[Entries from a dataset of interfaces]
'''

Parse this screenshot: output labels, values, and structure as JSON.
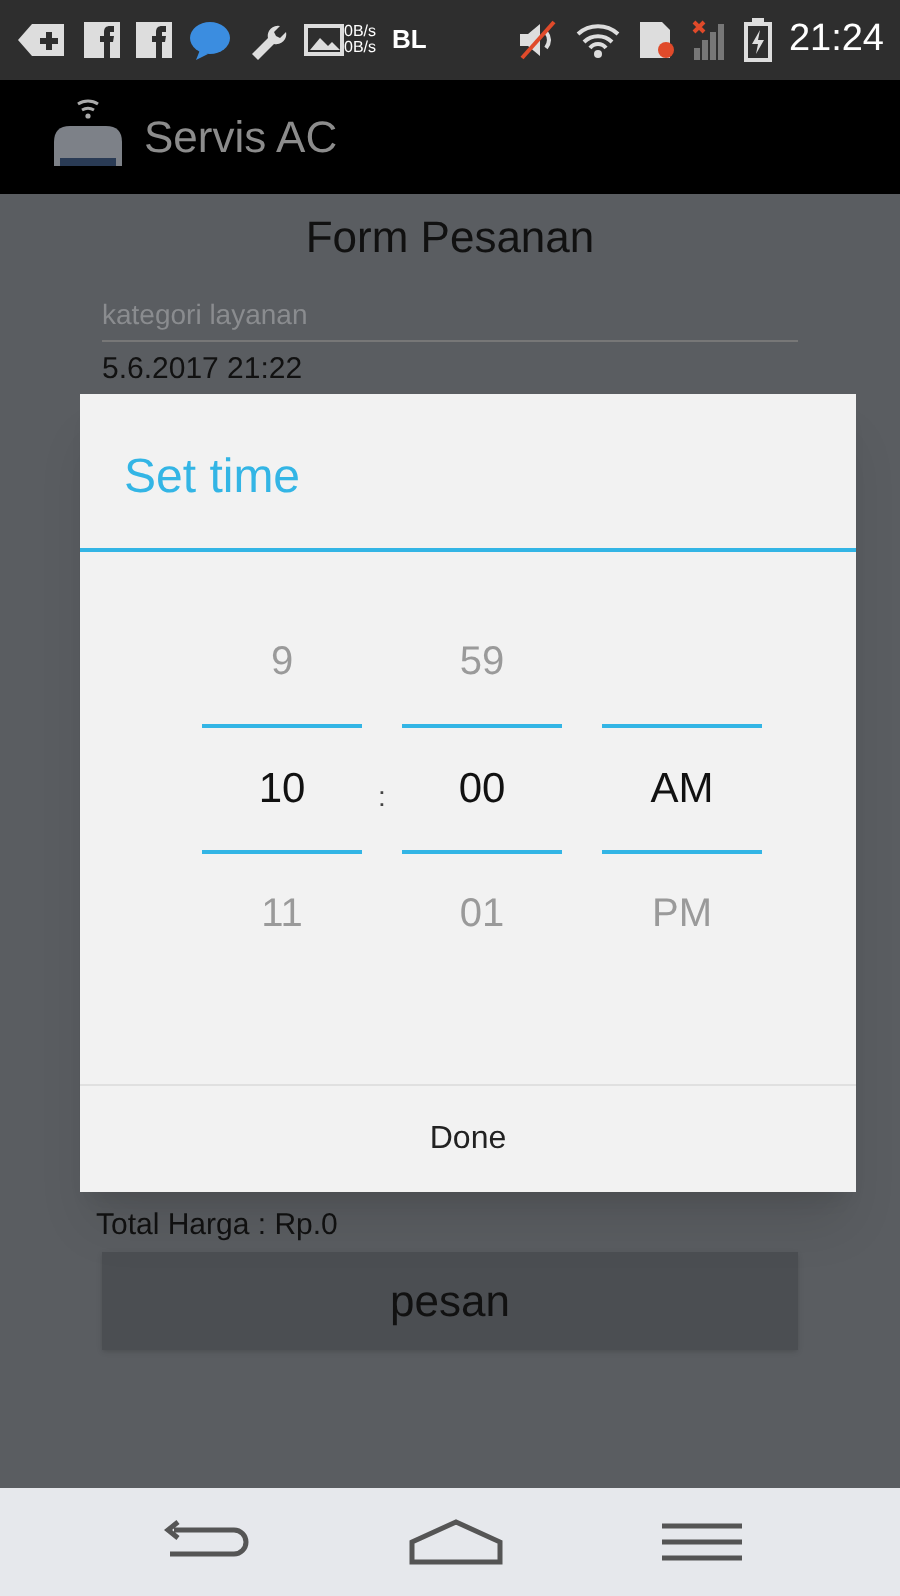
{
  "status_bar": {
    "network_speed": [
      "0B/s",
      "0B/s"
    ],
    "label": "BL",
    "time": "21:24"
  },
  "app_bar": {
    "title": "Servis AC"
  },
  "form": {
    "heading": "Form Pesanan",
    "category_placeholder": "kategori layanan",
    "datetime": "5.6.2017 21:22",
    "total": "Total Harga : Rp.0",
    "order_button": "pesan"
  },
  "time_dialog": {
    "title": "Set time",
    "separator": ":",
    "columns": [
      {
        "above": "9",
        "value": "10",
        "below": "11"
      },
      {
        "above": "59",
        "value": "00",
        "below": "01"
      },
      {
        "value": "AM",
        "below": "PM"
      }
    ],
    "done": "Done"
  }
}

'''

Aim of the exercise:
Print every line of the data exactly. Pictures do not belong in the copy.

Your response:
Parse this screenshot: output labels, values, and structure as JSON.
{
  "status_bar": {
    "network_speed": [
      "0B/s",
      "0B/s"
    ],
    "label": "BL",
    "time": "21:24"
  },
  "app_bar": {
    "title": "Servis AC"
  },
  "form": {
    "heading": "Form Pesanan",
    "category_placeholder": "kategori layanan",
    "datetime": "5.6.2017 21:22",
    "total": "Total Harga : Rp.0",
    "order_button": "pesan"
  },
  "time_dialog": {
    "title": "Set time",
    "separator": ":",
    "columns": [
      {
        "above": "9",
        "value": "10",
        "below": "11"
      },
      {
        "above": "59",
        "value": "00",
        "below": "01"
      },
      {
        "value": "AM",
        "below": "PM"
      }
    ],
    "done": "Done"
  }
}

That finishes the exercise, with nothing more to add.